The things you are referring to are clearly under your control, because they stem from decisions you made following your judgment that, for instance, it is worth your while to spend some time engaging in online window shopping. As you point out, the answer to the next question in the flow chart, “does it concern virtue?” is clearly negative, so we are talking about a preferred / dispreferred indifferent.
The next question, then, is whether it “conflicts with” virtue. There the answer depends on whether you are a lay or a strict Stoic. For the lay Stoic (i.e., most of us) the answer is no, unless you indulge in so much of the leisurely activity that it begins to interfere with your duties as a human being. If, say, you play video games so much that you neglect your family, friends, and profession, then your video gaming is interfering with your virtue, and it ought to be curtailed. But if you are simply using the activity as a past time to relax, then there is no harm, and indeed, relaxation is something that is both necessary for human beings and probably helpful in the practice of virtue. Seneca agreed. At the end of On Tranquillity of Mind he writes:
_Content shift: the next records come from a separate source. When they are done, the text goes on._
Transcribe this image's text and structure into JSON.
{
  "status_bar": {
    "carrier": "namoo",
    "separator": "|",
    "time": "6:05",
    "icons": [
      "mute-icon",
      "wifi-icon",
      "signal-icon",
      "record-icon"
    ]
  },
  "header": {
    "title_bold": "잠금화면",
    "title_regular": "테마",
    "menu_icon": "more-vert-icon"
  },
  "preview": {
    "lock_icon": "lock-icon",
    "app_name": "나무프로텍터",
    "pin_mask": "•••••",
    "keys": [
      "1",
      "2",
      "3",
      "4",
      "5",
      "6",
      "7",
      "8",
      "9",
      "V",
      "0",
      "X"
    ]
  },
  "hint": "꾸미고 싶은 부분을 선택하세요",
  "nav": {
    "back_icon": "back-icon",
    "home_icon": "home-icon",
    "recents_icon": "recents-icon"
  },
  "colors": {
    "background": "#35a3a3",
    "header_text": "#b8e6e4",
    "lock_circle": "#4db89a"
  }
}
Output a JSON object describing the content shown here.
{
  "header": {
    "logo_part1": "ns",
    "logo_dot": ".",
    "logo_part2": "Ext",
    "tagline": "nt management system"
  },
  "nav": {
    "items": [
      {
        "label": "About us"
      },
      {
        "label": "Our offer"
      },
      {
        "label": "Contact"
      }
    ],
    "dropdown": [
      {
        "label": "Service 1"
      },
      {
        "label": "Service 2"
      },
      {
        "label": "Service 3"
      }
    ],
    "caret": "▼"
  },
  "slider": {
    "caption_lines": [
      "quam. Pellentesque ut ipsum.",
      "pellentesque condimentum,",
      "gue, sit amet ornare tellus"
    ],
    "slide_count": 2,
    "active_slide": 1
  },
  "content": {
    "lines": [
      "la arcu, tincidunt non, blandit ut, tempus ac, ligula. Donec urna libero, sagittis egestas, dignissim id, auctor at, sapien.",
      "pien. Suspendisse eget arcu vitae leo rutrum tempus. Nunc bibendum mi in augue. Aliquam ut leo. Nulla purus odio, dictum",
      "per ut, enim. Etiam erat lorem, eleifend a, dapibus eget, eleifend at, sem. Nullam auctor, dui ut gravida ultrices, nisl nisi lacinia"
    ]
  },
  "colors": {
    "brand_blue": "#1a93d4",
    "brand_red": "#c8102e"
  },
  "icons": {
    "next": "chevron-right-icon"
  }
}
“Cato used to refresh his mind with wine after he had wearied it with application to affairs of state, and Scipio would move his triumphal and soldierly limbs to the sound of music. … It does good also to take walks out of doors, that our spirits may be raised and refreshed by the open air and fresh breeze: sometimes we gain strength by driving in a carriage, by travel, by change of air, or by social meals and a more generous allowance of wine: at times we ought to drink even to intoxication, not so as to drown, but merely to dip ourselves in wine: for wine washes away troubles and dislodges them from the depths of the mind, and acts as a remedy to sorrow as it does to some diseases.”
However, if your goal is to practice Stoicism in the strict sense, i.e., to approach the level of “virtuosity” about your agency that Larry Becker talks about in his A New Stoicism, then you may want to be very cautious about how you spend your limited time on earth, focusing as much as possible on “indifferents” that are preferred not merely because they are not in conflict with virtue, but because they positively help us to practice virtue. Seneca has something to say here too. In his first letter to his friend Lucilius he writes:
“Furthermore, if you will pay close heed to the problem, you will find that the largest portion of our life passes while we are doing ill, a goodly share while we are doing nothing, and the whole while we are doing that which is not to the purpose.” (I.1)
To which, shortly thereafter, he adds:
“Hold every hour in your grasp. Lay hold of to-day’s task, and you will not need to depend so much upon to-morrow’s. While we are postponing, life speeds by.” (I.22)
“For, as our ancestors believed, it is too late to spare when you reach the dregs of the cask. Of that which remains at the bottom, the amount is slight, and the quality is vile.” (I.5)
So far, I have articulated the answer to your question as if it were dichotomous: you are either a lay or a strict Stoic. But, more sensibly, this is really a continuum, unlike the cases I referred to above, of lay Christians and Buddhists contrasted with monks. While there is a somewhat sharp distinction there — you either are a monk, in which case you are supposed to follow certain strict practices and rules of conduct, or you are not — there is no monkhood in Stoicism (thank Zeus!). Indeed, Zeno of Citium apparently explicitly wrote in his Republic that there would be no temples in the ideal Stoic society (Diogenes Laertius, Lives of the Eminent Philosophers, VII.33).
This means that we should really think of preferred / dispreferred indifferents as a gradient: at a minimum, an indifferent is preferred if it doesn’t positively get in the way of practicing virtue; at the opposite extreme, indifferents are preferred only insofar they directly help us to practice virtue. And here is a bonus: we can use this idea of a continuum as a metric to assess progress in our practice. The closer we get to the “strict” end of the spectrum, the more advanced we are as prokoptontes and prokoptousai (male and female for “those who make progress”).